→ **PROBLEM DETAILS**:
Pull each line holding the word "label" from the data.

SUPPLIED MATERIAL: Begin

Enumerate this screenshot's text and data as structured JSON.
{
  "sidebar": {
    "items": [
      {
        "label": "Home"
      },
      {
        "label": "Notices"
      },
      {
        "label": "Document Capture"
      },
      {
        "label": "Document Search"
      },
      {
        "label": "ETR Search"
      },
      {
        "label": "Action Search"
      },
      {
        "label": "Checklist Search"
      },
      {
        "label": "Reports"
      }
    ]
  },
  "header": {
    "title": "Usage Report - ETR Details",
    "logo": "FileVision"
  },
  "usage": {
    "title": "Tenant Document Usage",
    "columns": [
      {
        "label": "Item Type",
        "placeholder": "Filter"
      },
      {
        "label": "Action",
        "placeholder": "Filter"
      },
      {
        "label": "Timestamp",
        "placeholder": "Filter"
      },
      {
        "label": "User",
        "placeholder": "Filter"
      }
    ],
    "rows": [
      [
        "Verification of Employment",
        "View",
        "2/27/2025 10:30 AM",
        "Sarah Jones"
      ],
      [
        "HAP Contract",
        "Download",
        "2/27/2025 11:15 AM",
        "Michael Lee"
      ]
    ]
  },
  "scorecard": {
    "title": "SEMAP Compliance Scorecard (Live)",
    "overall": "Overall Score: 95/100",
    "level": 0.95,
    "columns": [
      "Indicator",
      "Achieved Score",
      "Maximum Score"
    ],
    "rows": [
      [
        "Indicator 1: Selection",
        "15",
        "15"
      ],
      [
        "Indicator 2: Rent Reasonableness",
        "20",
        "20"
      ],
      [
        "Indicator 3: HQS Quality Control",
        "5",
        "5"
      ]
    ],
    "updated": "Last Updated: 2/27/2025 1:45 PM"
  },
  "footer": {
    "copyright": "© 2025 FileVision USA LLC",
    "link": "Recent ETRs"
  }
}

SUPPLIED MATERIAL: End

→ **ANSWER TO THE EXERCISE**:
        "label": "Home"
        "label": "Notices"
        "label": "Document Capture"
        "label": "Document Search"
        "label": "ETR Search"
        "label": "Action Search"
        "label": "Checklist Search"
        "label": "Reports"
        "label": "Item Type",
        "label": "Action",
        "label": "Timestamp",
        "label": "User",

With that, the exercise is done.